Background: Research on cancer rehabilitation targeting young adult cancer survivors (YACS) is limited, and little is known about the positive health outcomes of rehabilitation programs tailored specifically for this vulnerable group.
Objective: The aim of this study was to investigate whether a complex rehabilitation program improved the health-related quality of life (HRQOL) and physical capacities of YACS.
Methods: A longitudinal prospective study using Norwegian norm-based comparisons was conducted. Twenty YACS (24–35 years old) with different cancer diagnoses participated in a complex rehabilitation program lasting for 6 months, focusing on goal setting, exercise, psychoeducation, individual follow-up, and peer support.

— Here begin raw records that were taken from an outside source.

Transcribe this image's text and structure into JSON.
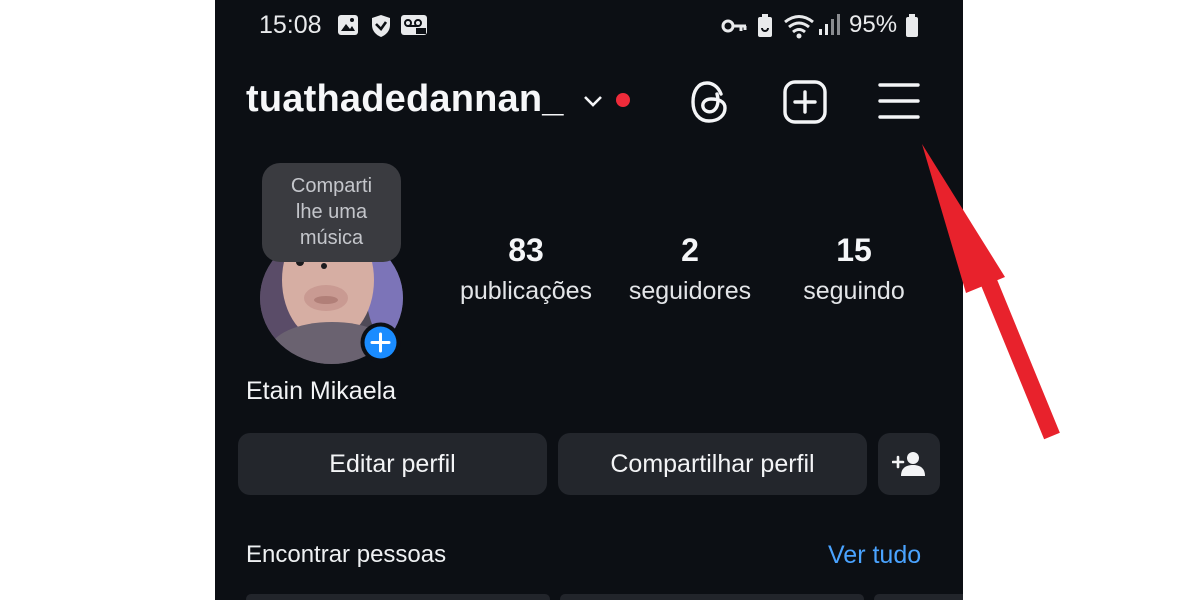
{
  "status_bar": {
    "time": "15:08",
    "battery": "95%"
  },
  "header": {
    "username": "tuathadedannan_"
  },
  "profile": {
    "tooltip": {
      "lines": [
        "Comparti",
        "lhe uma",
        "música"
      ]
    },
    "stats": {
      "posts": {
        "count": "83",
        "label": "publicações"
      },
      "followers": {
        "count": "2",
        "label": "seguidores"
      },
      "following": {
        "count": "15",
        "label": "seguindo"
      }
    },
    "display_name": "Etain Mikaela"
  },
  "actions": {
    "edit_profile": "Editar perfil",
    "share_profile": "Compartilhar perfil"
  },
  "suggestions": {
    "title": "Encontrar pessoas",
    "see_all": "Ver tudo"
  },
  "colors": {
    "background": "#0c0f14",
    "button_bg": "#23262c",
    "link_blue": "#4aa3ff",
    "notification_dot": "#ef2b3a",
    "annotation_arrow": "#e8222c"
  },
  "icons": [
    "gallery-icon",
    "shield-icon",
    "voicemail-icon",
    "key-icon",
    "battery-saver-icon",
    "wifi-icon",
    "signal-icon",
    "battery-icon",
    "chevron-down-icon",
    "threads-icon",
    "create-icon",
    "menu-icon",
    "add-story-icon",
    "add-person-icon"
  ]
}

Results: Health-related quality of life was measured by EORTC QOL C-30 and the scores showed significant increases in overall HRQOL (P < .005–.001) and all functional dimensions (P < .001–.05) and a decrease in fatigue (P < .000–.05) and effect sizes between 0.72 and 1.30. Significant changes occurred within physical fitness (P < .005), lung capacity (P < .05), and left-hand strength (P < .001), but not right-hand strength and body mass index, with effect sizes between −0.04 and 0.48. The values of HRQOL were stable after a 1-year follow-up.
Conclusions: A complex cancer rehabilitation program especially tailored for YACS seems to build positive health outcomes such as HRQOL and physical capacity in a long-term perspective. The content and structure of the program were feasible with high compliance. The results underline the importance of targeting rehabilitation interventions to YACS in need after cancer treatment, acknowledging rehabilitation as a process that requires adequate time and follow-up.
Implications for practice: Healthcare providers should be aware of YACS’ symptom burden and monitor HRQOL and physical parameters to ascertain holistic cancer survivorship care.